One of the alleged victims of Medieval Re-enactment Society guru Trevor Pilling told him she looked upon him as a Druid, a jury was told yesterday.

So in awe of the pensioner's talents, she invited Chesham resident Pilling into her home to carry out some crystal healing, leaving her own husband outside the room pacing up and down.

The woman, who said she later became alarmed as Pilling carried out some "hands on" treatment as if he was "trying to get inside my clothes," was giving evidence against the 78-year-old, who was a founder member of the Buckinghamshire-based Lion Rampant Medieval Display Society.

Pilling, who the jury was told used his ceremonial cloak to encircle women before groping them under the cover of his cape, denies 12 charges of sexual and indecent assault against eight different women over a period of 25 years.

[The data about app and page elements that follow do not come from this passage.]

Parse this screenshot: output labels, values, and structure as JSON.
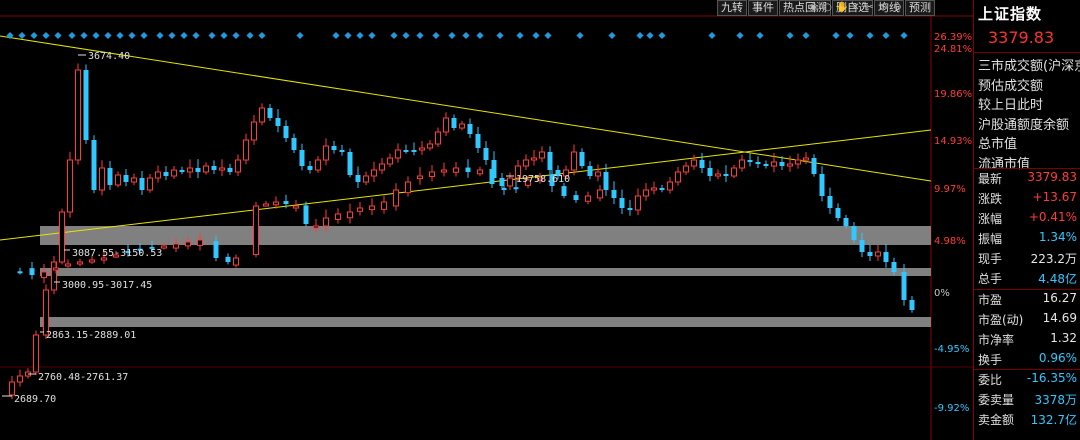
{
  "toolbar": {
    "tabs": [
      "九转",
      "事件",
      "热点回溯",
      "删自选",
      "均线",
      "预测"
    ],
    "icons": [
      "eye-icon",
      "circle-icon",
      "hand-icon",
      "cross-icon",
      "scissors-icon",
      "zoom-in-icon",
      "zoom-out-icon"
    ]
  },
  "right_panel": {
    "title": "上证指数",
    "price": "3379.83",
    "lines": [
      "三市成交额(沪深京",
      "预估成交额",
      "较上日此时",
      "沪股通额度余额",
      "总市值",
      "流通市值"
    ],
    "rows": [
      {
        "k": "最新",
        "v": "3379.83",
        "c": "red"
      },
      {
        "k": "涨跌",
        "v": "+13.67",
        "c": "red"
      },
      {
        "k": "涨幅",
        "v": "+0.41%",
        "c": "red"
      },
      {
        "k": "振幅",
        "v": "1.34%",
        "c": "cyan"
      },
      {
        "k": "现手",
        "v": "223.2万",
        "c": "wht"
      },
      {
        "k": "总手",
        "v": "4.48亿",
        "c": "cyan"
      }
    ],
    "rows2": [
      {
        "k": "市盈",
        "v": "16.27",
        "c": "wht"
      },
      {
        "k": "市盈(动)",
        "v": "14.69",
        "c": "wht"
      },
      {
        "k": "市净率",
        "v": "1.32",
        "c": "wht"
      },
      {
        "k": "换手",
        "v": "0.96%",
        "c": "cyan"
      }
    ],
    "rows3": [
      {
        "k": "委比",
        "v": "-16.35%",
        "c": "cyan"
      },
      {
        "k": "委卖量",
        "v": "3378万",
        "c": "cyan"
      },
      {
        "k": "卖金额",
        "v": "132.7亿",
        "c": "cyan"
      }
    ]
  },
  "chart_data": {
    "type": "candlestick",
    "y_axis_percent_labels": [
      "26.39%",
      "24.81%",
      "19.86%",
      "14.93%",
      "9.97%",
      "4.98%",
      "0%",
      "-4.95%",
      "-9.92%"
    ],
    "annotations": [
      {
        "text": "3674.40",
        "kind": "high"
      },
      {
        "text": "19758.610",
        "kind": "label"
      },
      {
        "text": "3087.55-3150.53",
        "kind": "zone"
      },
      {
        "text": "3000.95-3017.45",
        "kind": "zone"
      },
      {
        "text": "2863.15-2889.01",
        "kind": "zone"
      },
      {
        "text": "2760.48-2761.37",
        "kind": "level"
      },
      {
        "text": "2689.70",
        "kind": "low"
      }
    ],
    "zones": [
      {
        "low": 3087.55,
        "high": 3150.53
      },
      {
        "low": 3000.95,
        "high": 3017.45
      },
      {
        "low": 2863.15,
        "high": 2889.01
      }
    ],
    "last_price": 3379.83,
    "up_color": "#ff3c3c",
    "down_color": "#30c8ff",
    "trendline_color": "#e6e600",
    "zone_color": "#808080",
    "marker_color": "#1e9be0"
  }
}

He is accused of preying on vulnerable women in hotels, during play rehearsals and in their own homes.

The jury, sitting at Aylesbury Crown Court, was told by the witness, who cannot be named for legal reasons, that she had totally trusted Pilling and described him as her Druid.

He had been at her marital home to carry out a crystal treatment to heal a debilitating back injury, the court heard.

The woman told how Pilling had asked her how she saw him before he carried out the treatment.

"I remember I was in a mixture of pain and hope and then that turned to feeling emotional," she said.

"I said, 'you're a good friend and I respect you very much and you're almost like a Druid to me', because that was the aura. He said to me he was not a Druid, but I said, 'to me you are'."

The woman told the jury how she could hear his breath behind her as he moved his hands slowly over her arms and back.

"According to my tradition and healing, there would be no physical contact whatsoever," she said.

"I wasn't expecting any physical contact. It was gentle touching, but then the hands slid to areas that weren't hurting at all. I just jumped and he said 'it's alright'.

"That's when I started to doubt myself that maybe it was a different sort of healing method. Up to then I didn't have any reason to doubt him, but it didn't feel right.

"I felt a gentle movement but as if he was trying to get into my clothes," she said.

When the treatment ended, Pilling outstretched his arms to the woman for a hug.

"I heard my husband pacing outside the door and I wanted to say 'alright, fine' and then it would be finished," she said.

"So he did give me a hug but it was more than an embrace. He held me tightly and I couldn't get out. I tried but he held me tighter."

It was then alleged that Pilling groped the woman's breasts as she tried to struggle free.

"I froze," she told the jury.

"I was shocked and I froze and then I thought, that's the end of a treatment from a friend. I could hear my husband going up and down, probably wondering after so long. He [Pilling] was still holding me and he wanted a kiss.

"I said, 'no, this is wrong', and he said, 'don't worry, it's going to be a secret between you and me'."

She claimed Pilling then kissed her on the cheek and the lips.

Pilling then left the room and spoke to her husband in their bedroom for 15 minutes before leaving the house, the court was told.

She did not tell police of the alleged attack until months later as she did not think she would be believed.

Pilling, of Lycrome Lane, Chesham, denies 12 counts of indecent and sexual assault on a total of eight women between 1982 and 2007.

The trial was adjourned until today.